But Packers coach Mike McCarthy said he was stunned by the way it happened.

Asked by Rob Demovsky of if he had any indication that team president Mark Murphy was going to fire him, McCarthy said he didn’t.

Frankly, no I did not,” McCarthy said. “As a head coach, I’ve always tried to stay immune to and stand in front of all the outside noise. That was always my focus with my players. It was always to protect them as much as possible from the drama. I think that’s important. And I stayed true to that to the last day. If we missed the playoffs, I expected change might happen.

“But the timing surprised me. Actually it stunned me. But time provides the opportunity for reflection and clarity and that’s where I’m at now. And it’s clear to me now that both sides needed a change.”

McCarthy said that in the wake of his firing, his wife told him she was relieved, because of the toll the job had taken on him in recent years. She pointed out that it was clear he wasn’t happy, and that the job “beat the hell out of you the last couple of years.”

Still, he thought he deserved a better ending.

“Obviously. It couldn’t have been handled any worse,” McCarthy said. “Anytime you lose a close game, it’s a difficult time emotionally afterwards, but when you lose a home game at Lambeau Field in December, it’s really hard. And that hasn’t happened very often. I walked out of my press conference, and I’m thinking about the game, thinking about how our playoff shot was now minimal. That’s where my head was at. And when I was told Mark Murphy wanted to see me — and the messenger was cold and the energy was bad. Mark said it was an ugly loss, and it was time to make change. He said something about the offense and the special teams, and he didn’t think it was going to get any better. There was no emotion to it. That was hard.

“Every time I released an individual, you get your words right. There’s a personal component to it. You know he has a family. He’s family. There wasn’t any of that. So that was off. The way people leave that building was very important to me. That’s a part of the business. Hopefully moving forward for guys like Clay [Matthews] and Randall [Cobb] and Nick Perry and Jordy Nelson and T.J. Lang, it’s important for them to leave the right way. That way represents the Green Bay Packers standard that I tried to uphold every day.

“That exit, frankly, Rob, the exit really stuck with me for a while. It was hard to swallow.
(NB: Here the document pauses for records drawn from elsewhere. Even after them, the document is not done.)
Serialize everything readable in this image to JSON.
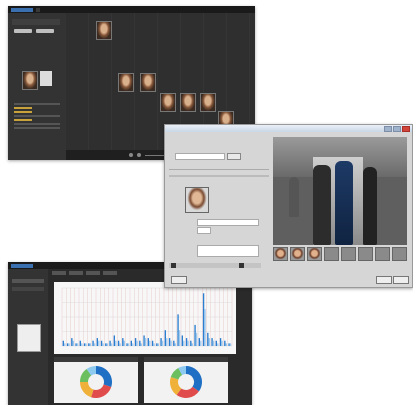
{
  "window_viewer": {
    "tabs": [
      "",
      "",
      ""
    ],
    "faces_count": 7
  },
  "window_dialog": {
    "search_button": "",
    "video_people": 4,
    "ok_button": "",
    "cancel_button": ""
  },
  "window_dashboard": {
    "tabs": [
      "",
      "",
      "",
      ""
    ],
    "chart_data": {
      "type": "bar",
      "title": "",
      "xlabel": "",
      "ylabel": "",
      "categories": [
        "1",
        "2",
        "3",
        "4",
        "5",
        "6",
        "7",
        "8",
        "9",
        "10",
        "11",
        "12",
        "13",
        "14",
        "15",
        "16",
        "17",
        "18",
        "19",
        "20",
        "21",
        "22",
        "23",
        "24",
        "25",
        "26",
        "27",
        "28",
        "29",
        "30",
        "31",
        "32",
        "33",
        "34",
        "35",
        "36",
        "37",
        "38",
        "39",
        "40"
      ],
      "series": [
        {
          "values": [
            2,
            1,
            3,
            1,
            2,
            1,
            1,
            2,
            3,
            2,
            1,
            2,
            4,
            2,
            3,
            1,
            2,
            3,
            2,
            4,
            3,
            2,
            1,
            3,
            6,
            3,
            2,
            12,
            4,
            3,
            2,
            8,
            3,
            20,
            5,
            3,
            2,
            3,
            2,
            1
          ]
        },
        {
          "values": [
            1,
            1,
            2,
            1,
            1,
            1,
            1,
            1,
            2,
            1,
            1,
            1,
            2,
            1,
            2,
            1,
            1,
            2,
            1,
            3,
            2,
            1,
            1,
            2,
            3,
            2,
            1,
            6,
            2,
            2,
            1,
            5,
            2,
            14,
            3,
            2,
            1,
            2,
            1,
            1
          ]
        }
      ],
      "ylim": [
        0,
        22
      ],
      "grid": true
    },
    "donuts": [
      {
        "values": [
          30,
          25,
          20,
          15,
          10
        ],
        "colors": [
          "#1f6fc4",
          "#e04b4b",
          "#f0b13a",
          "#6cbf5e",
          "#8ec9f0"
        ]
      },
      {
        "values": [
          35,
          25,
          20,
          12,
          8
        ],
        "colors": [
          "#1f6fc4",
          "#e04b4b",
          "#f0b13a",
          "#6cbf5e",
          "#8ec9f0"
        ]
      }
    ]
  }
}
The emotional challenge of shifting from humiliation to reflection was a very important step in seeking clarity so I could personally grow from the experience of my entire Green Bay Packer career; that’s what I wanted to get to, not just the ending of it.”

McCarthy sounds like he’s in a better place now, but clearly needed some time to work through his 13-year run which ended a few weeks short.